Liability is unattractive for businesses looking to make a profit, says Andrew Holman
I have followed with interest discussions on underwriters' unwillingness to accept certain classes of liability business; and comments from various quarters of underwriters `profiteering' from the increased rates and hardening market. This is the case with employer's liability (EL), being a compulsory purchase by virtue of the Employers Liability Act . But, despite the apparent iniquity, it is wrong to blame underwriters for the state of affairs.
Underwriters and insurers are in business to make a profit, just like everyone else. For anyone to force them to underwrite a class of business or interfere with pricing would be unfair and unlawful and would impede the dynamics of a near perfect market.
The EL environment has changed dramatically because insurers have finally appreciated that compensation for claims is increasing much faster than inflation and premiums. Figures also show the number of claimants is increasing. So underwriters pay out more per claim and have more claims to pay. Closer analysis shows this trend is exponential.
In itself this would present no problems to underwriters - if they could model the projected claim curve for the policies they write today. Unfortunately, due to the long-tail nature of liability business and the increasingly extreme deviations from forecast results, pricing is moving from science to conjecture - hence the withdrawal of markets.
Additionally, those underwriters brave (or foolish) enough to stay writing EL have to be compensated for the increasing risk by an ever increasing return (rising premiums and/or investment income), suggesting things will only get worse.
So what can be done? By the industry, in the current environment, not a lot. Underwriters will only be tempted back when they can display a case for making a sustainable profit to their capital providers.
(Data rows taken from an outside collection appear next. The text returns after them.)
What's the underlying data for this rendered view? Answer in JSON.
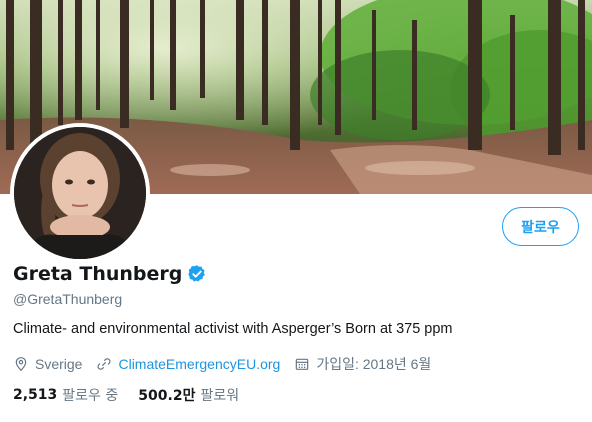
{
  "profile": {
    "name": "Greta Thunberg",
    "handle": "@GretaThunberg",
    "bio": "Climate- and environmental activist with Asperger’s  Born at 375 ppm",
    "location": "Sverige",
    "website": "ClimateEmergencyEU.org",
    "joined": "가입일: 2018년 6월",
    "verified": true
  },
  "actions": {
    "follow_label": "팔로우"
  },
  "stats": {
    "following_count": "2,513",
    "following_label": "팔로우 중",
    "followers_count": "500.2만",
    "followers_label": "팔로워"
  },
  "colors": {
    "accent": "#1da1f2",
    "link": "#1b95e0",
    "secondary_text": "#657786",
    "primary_text": "#14171a"
  },
  "icons": {
    "location": "location-pin-icon",
    "website": "link-icon",
    "joined": "calendar-icon",
    "verified": "verified-badge-icon"
  }
}
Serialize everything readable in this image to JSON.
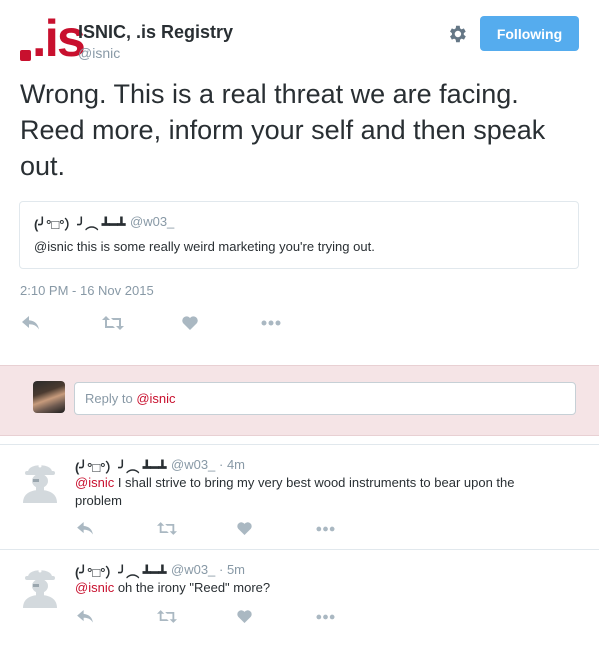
{
  "header": {
    "logo_text": ".is",
    "account_name": "ISNIC, .is Registry",
    "account_handle": "@isnic",
    "follow_label": "Following"
  },
  "tweet": {
    "text": "Wrong. This is a real threat we are facing. Reed more, inform your self and then speak out.",
    "timestamp": "2:10 PM - 16 Nov 2015"
  },
  "quote": {
    "name": "(╯°□°）╯︵ ┻━┻",
    "handle": "@w03_",
    "text": "@isnic this is some really weird marketing you're trying out."
  },
  "reply_box": {
    "prefix": "Reply to ",
    "mention": "@isnic"
  },
  "replies": [
    {
      "name": "(╯°□°）╯︵ ┻━┻",
      "handle": "@w03_",
      "time": "· 4m",
      "mention": "@isnic",
      "text": " I shall strive to bring my very best wood instruments to bear upon the problem"
    },
    {
      "name": "(╯°□°）╯︵ ┻━┻",
      "handle": "@w03_",
      "time": "· 5m",
      "mention": "@isnic",
      "text": " oh the irony \"Reed\" more?"
    }
  ],
  "icons": {
    "reply": "reply-icon",
    "retweet": "retweet-icon",
    "like": "heart-icon",
    "more": "more-icon",
    "settings": "gear-icon",
    "default_avatar": "pirate-avatar-icon"
  },
  "colors": {
    "brand_red": "#c8102e",
    "follow_blue": "#55acee",
    "reply_bg": "#f5e4e6",
    "icon_gray": "#aab8c2"
  }
}
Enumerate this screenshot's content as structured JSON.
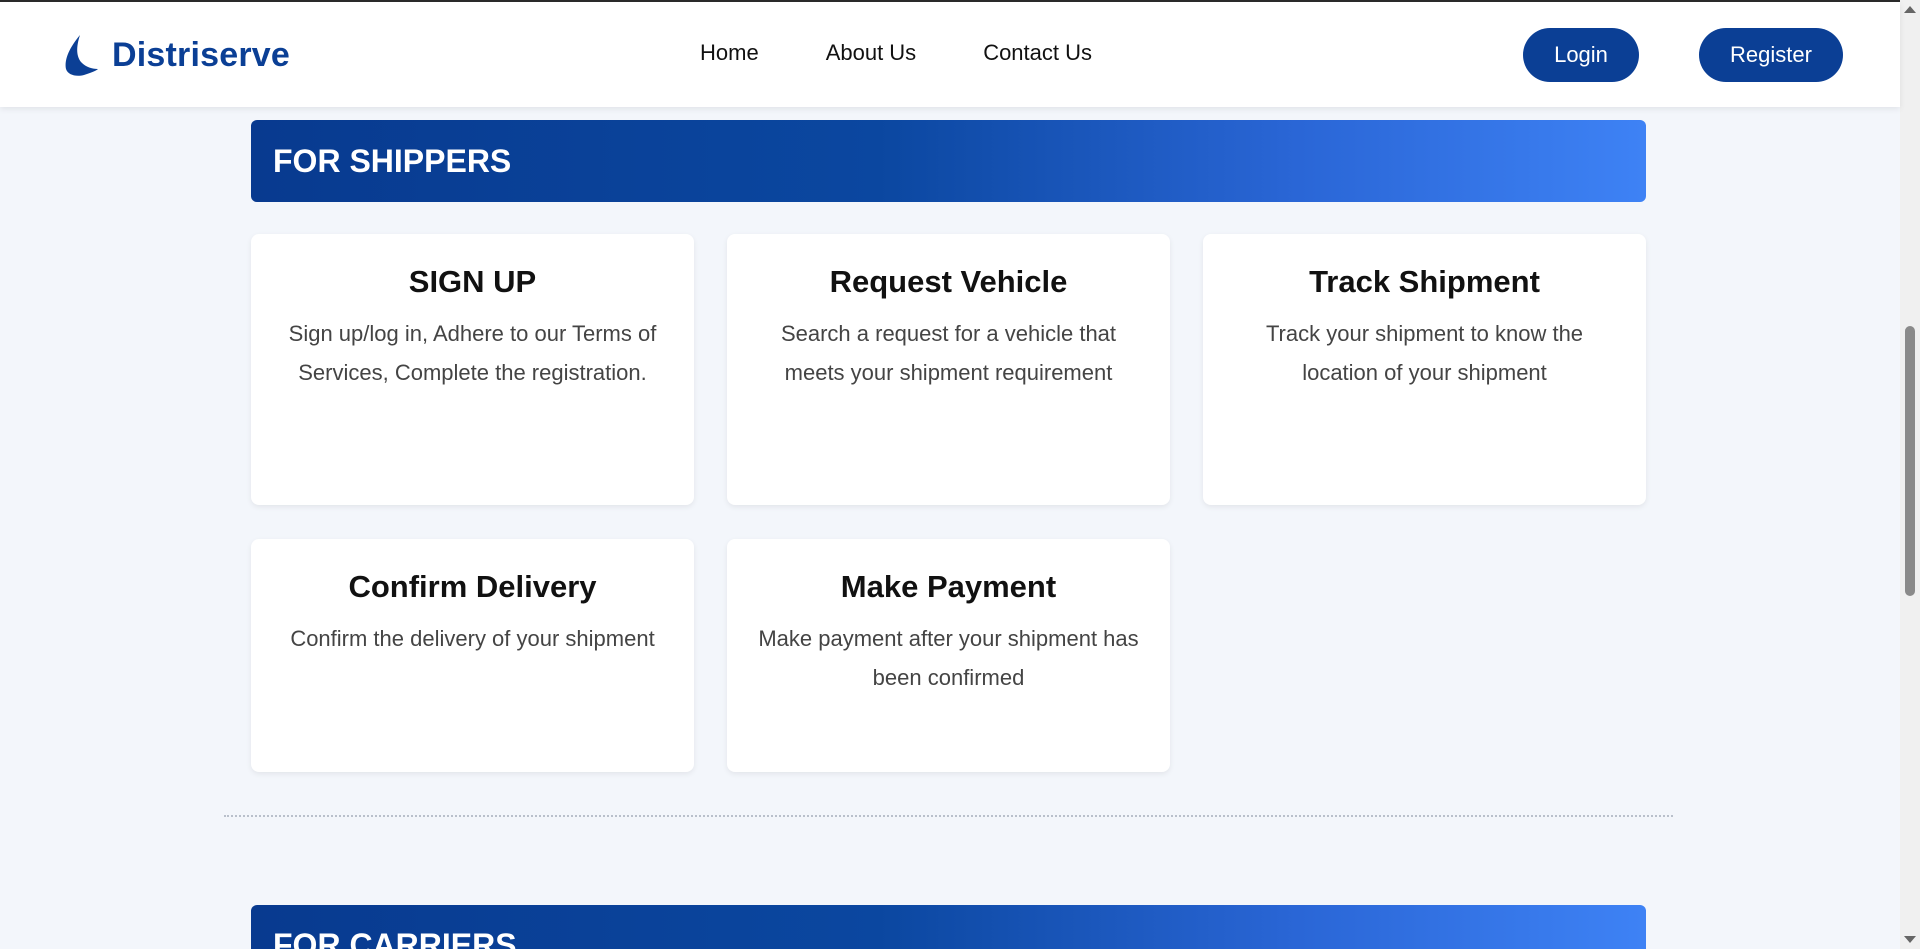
{
  "brand": {
    "name": "Distriserve",
    "color": "#0b3f95"
  },
  "nav": {
    "items": [
      {
        "label": "Home"
      },
      {
        "label": "About Us"
      },
      {
        "label": "Contact Us"
      }
    ],
    "login_label": "Login",
    "register_label": "Register"
  },
  "shippers": {
    "title": "FOR SHIPPERS",
    "cards": [
      {
        "title": "SIGN UP",
        "text": "Sign up/log in, Adhere to our Terms of Services, Complete the registration."
      },
      {
        "title": "Request Vehicle",
        "text": "Search a request for a vehicle that meets your shipment requirement"
      },
      {
        "title": "Track Shipment",
        "text": "Track your shipment to know the location of your shipment"
      },
      {
        "title": "Confirm Delivery",
        "text": "Confirm the delivery of your shipment"
      },
      {
        "title": "Make Payment",
        "text": "Make payment after your shipment has been confirmed"
      }
    ]
  },
  "carriers": {
    "title": "FOR CARRIERS"
  },
  "colors": {
    "banner_start": "#083a8f",
    "banner_end": "#3e82f5",
    "page_bg": "#f3f6fb"
  }
}
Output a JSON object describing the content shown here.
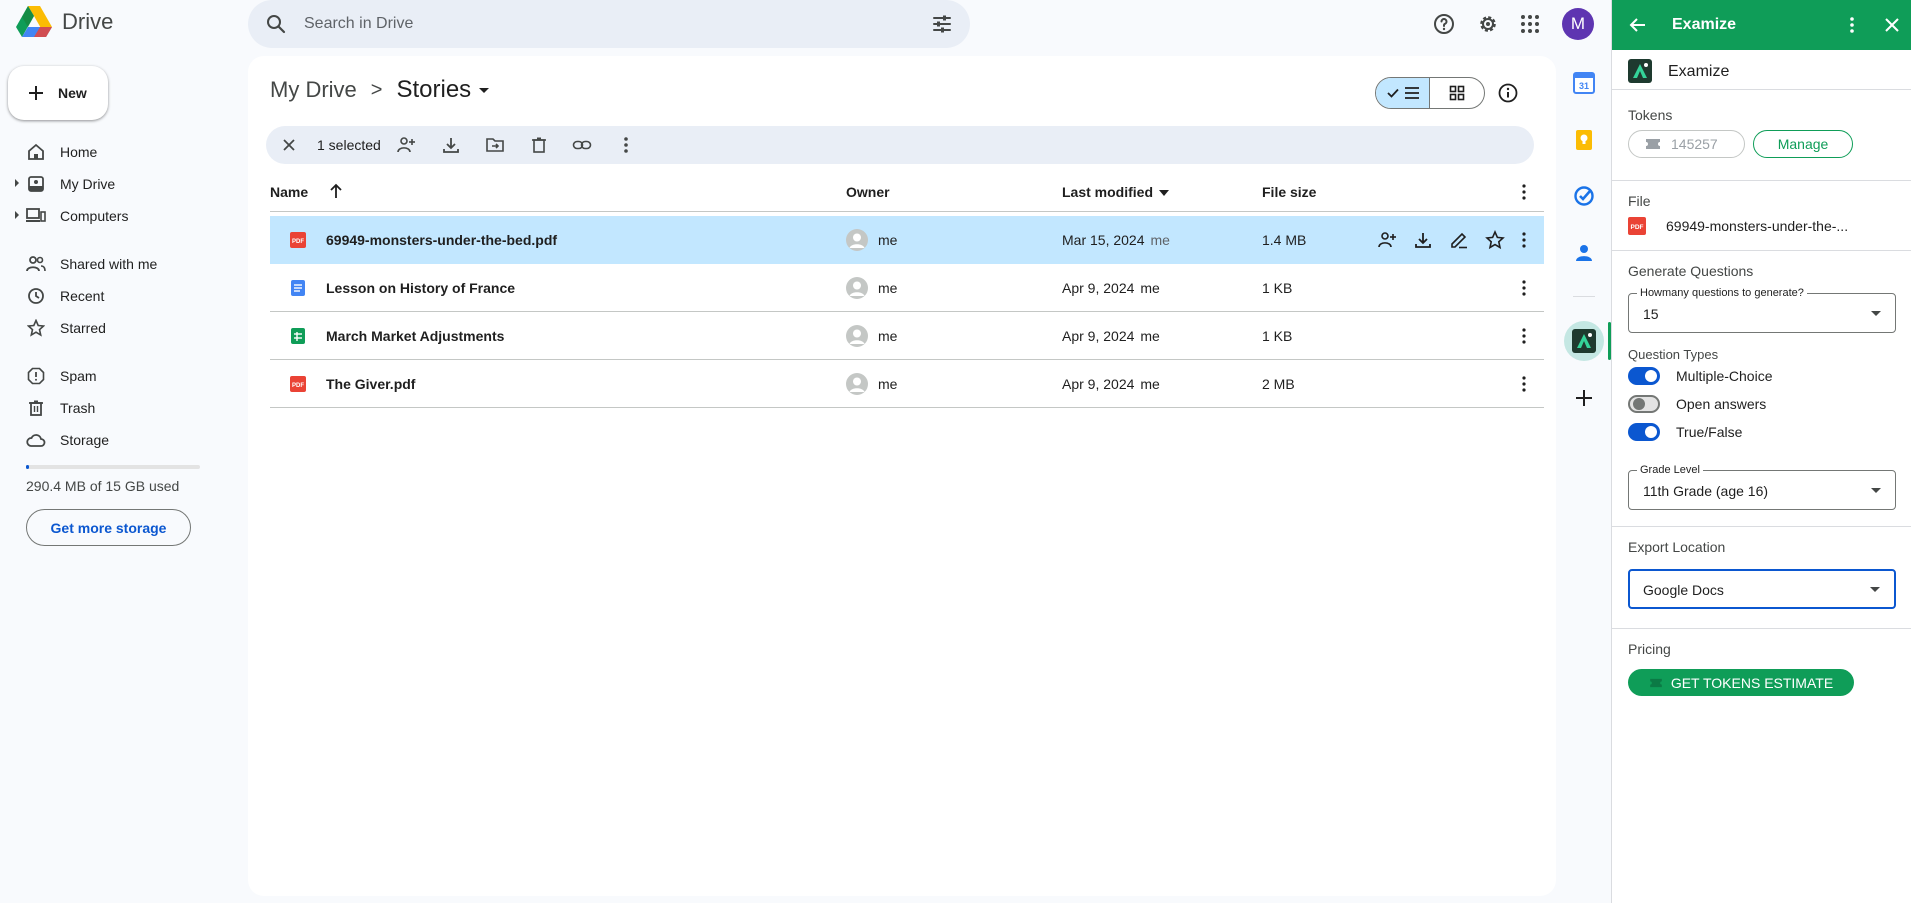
{
  "app": {
    "title": "Drive"
  },
  "search": {
    "placeholder": "Search in Drive"
  },
  "account": {
    "initial": "M"
  },
  "new_button": {
    "label": "New"
  },
  "nav": {
    "items": [
      {
        "label": "Home",
        "icon": "home-icon"
      },
      {
        "label": "My Drive",
        "icon": "drive-icon"
      },
      {
        "label": "Computers",
        "icon": "computer-icon"
      },
      {
        "label": "Shared with me",
        "icon": "people-icon"
      },
      {
        "label": "Recent",
        "icon": "clock-icon"
      },
      {
        "label": "Starred",
        "icon": "star-icon"
      },
      {
        "label": "Spam",
        "icon": "spam-icon"
      },
      {
        "label": "Trash",
        "icon": "trash-icon"
      },
      {
        "label": "Storage",
        "icon": "cloud-icon"
      }
    ]
  },
  "storage": {
    "used_text": "290.4 MB of 15 GB used",
    "used_fraction": 0.019,
    "button_label": "Get more storage"
  },
  "breadcrumb": {
    "root": "My Drive",
    "separator": ">",
    "current": "Stories"
  },
  "selection": {
    "count_text": "1 selected"
  },
  "table": {
    "headers": {
      "name": "Name",
      "owner": "Owner",
      "modified": "Last modified",
      "size": "File size"
    },
    "rows": [
      {
        "name": "69949-monsters-under-the-bed.pdf",
        "type": "pdf",
        "owner": "me",
        "modified": "Mar 15, 2024",
        "modified_by": "me",
        "size": "1.4 MB",
        "selected": true
      },
      {
        "name": "Lesson on History of France",
        "type": "doc",
        "owner": "me",
        "modified": "Apr 9, 2024",
        "modified_by": "me",
        "size": "1 KB",
        "selected": false
      },
      {
        "name": "March Market Adjustments",
        "type": "sheet",
        "owner": "me",
        "modified": "Apr 9, 2024",
        "modified_by": "me",
        "size": "1 KB",
        "selected": false
      },
      {
        "name": "The Giver.pdf",
        "type": "pdf",
        "owner": "me",
        "modified": "Apr 9, 2024",
        "modified_by": "me",
        "size": "2 MB",
        "selected": false
      }
    ]
  },
  "panel": {
    "title": "Examize",
    "brand": "Examize",
    "tokens": {
      "label": "Tokens",
      "value": "145257",
      "manage_label": "Manage"
    },
    "file": {
      "label": "File",
      "name": "69949-monsters-under-the-..."
    },
    "generate": {
      "label": "Generate Questions",
      "count_legend": "Howmany questions to generate?",
      "count_value": "15"
    },
    "question_types": {
      "label": "Question Types",
      "options": [
        {
          "label": "Multiple-Choice",
          "enabled": true
        },
        {
          "label": "Open answers",
          "enabled": false
        },
        {
          "label": "True/False",
          "enabled": true
        }
      ]
    },
    "grade": {
      "legend": "Grade Level",
      "value": "11th Grade (age 16)"
    },
    "export": {
      "label": "Export Location",
      "value": "Google Docs"
    },
    "pricing": {
      "label": "Pricing",
      "button_label": "GET TOKENS ESTIMATE"
    }
  },
  "colors": {
    "accent": "#0f9d58",
    "selection": "#c2e7ff",
    "primary": "#0b57d0"
  }
}
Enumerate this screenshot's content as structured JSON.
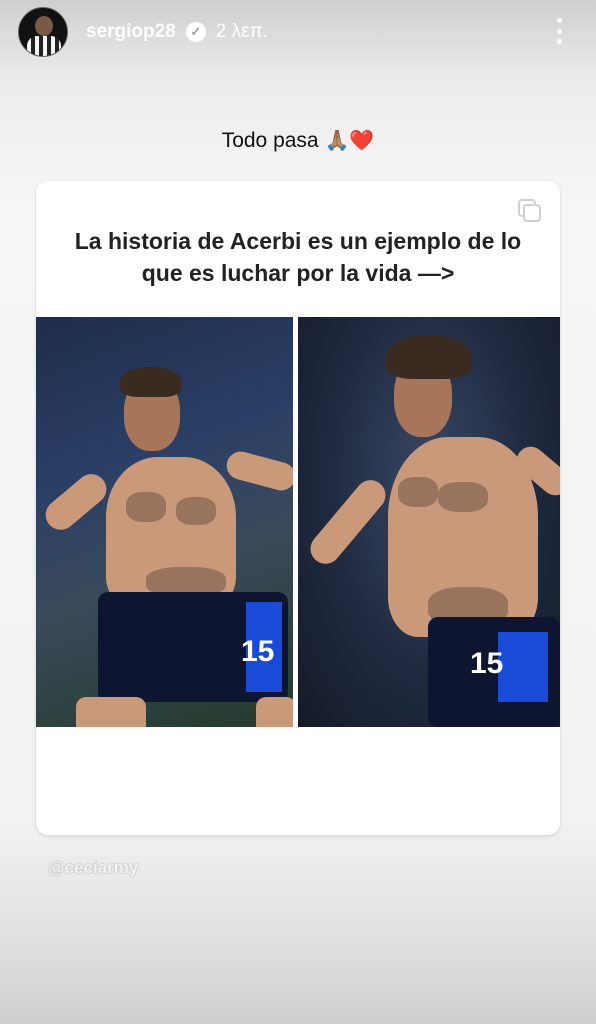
{
  "story": {
    "username": "sergiop28",
    "time_ago": "2 λεπ.",
    "caption_text": "Todo pasa",
    "caption_emojis": "🙏🏽❤️"
  },
  "post": {
    "headline": "La historia de Acerbi es un ejemplo de lo que es luchar por la vida —>",
    "left_jersey_number": "15",
    "right_jersey_number": "15"
  },
  "mention": "@ceciarmy",
  "icons": [
    "avatar",
    "verified-badge-icon",
    "more-options-icon",
    "multi-photo-icon"
  ]
}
The only way to get `unattractive' business written is to make it more appealing - and, for a given unit of risk, that means reducing either the incidence of claims, or their quantum, or increasing the price to a level at which a sustainable profit can be made.
There's not much the government can do either - unless it takes the radical step of limiting statutory EL cover to slips and trips and perhaps removing industrial disease from its scope. Do not expect there to be much appetite for this from a Labour government with the unions as financial backers. But at issue here is a profound point; is society as a whole prepared to pay for compensation to injured parties through taxes (as it used to) or would it rather force employers to pay via the insurance industry (the `polluter pays' principle). The polluter pays view is popular on both sides of the political spectrum as it involves a free market, while ensuring employers in hazardous trades must bear the brunt of any claims - even if they are ultimately transferred to insurers.
But there must be a limit to this, or society becomes worse off as the benefits to individuals are outweighed by the cost to the population as a whole. No matter how many people fall off building sites we still need a building trade; and demolition contractors, and skip hirers and, and, and... How far the government is prepared to allow market forces to dictate the availability of cover will be an interesting conundrum.
In the US and Australia there are serious government-led attempts to limit certain classes of liability claims (such as dentists and doctors) because there is a very real concern that vital professions will cease to function - with a very obvious and real harm to society as a whole. How long it will take the government here to `wake up and smell the coffee' is anyone's guess, but one thing is for sure; premiums will continue rising with high-risk trades being excluded, until something changes the present dynamics. Would you want to underwrite EL business when all the alternative classes are so much more attractive?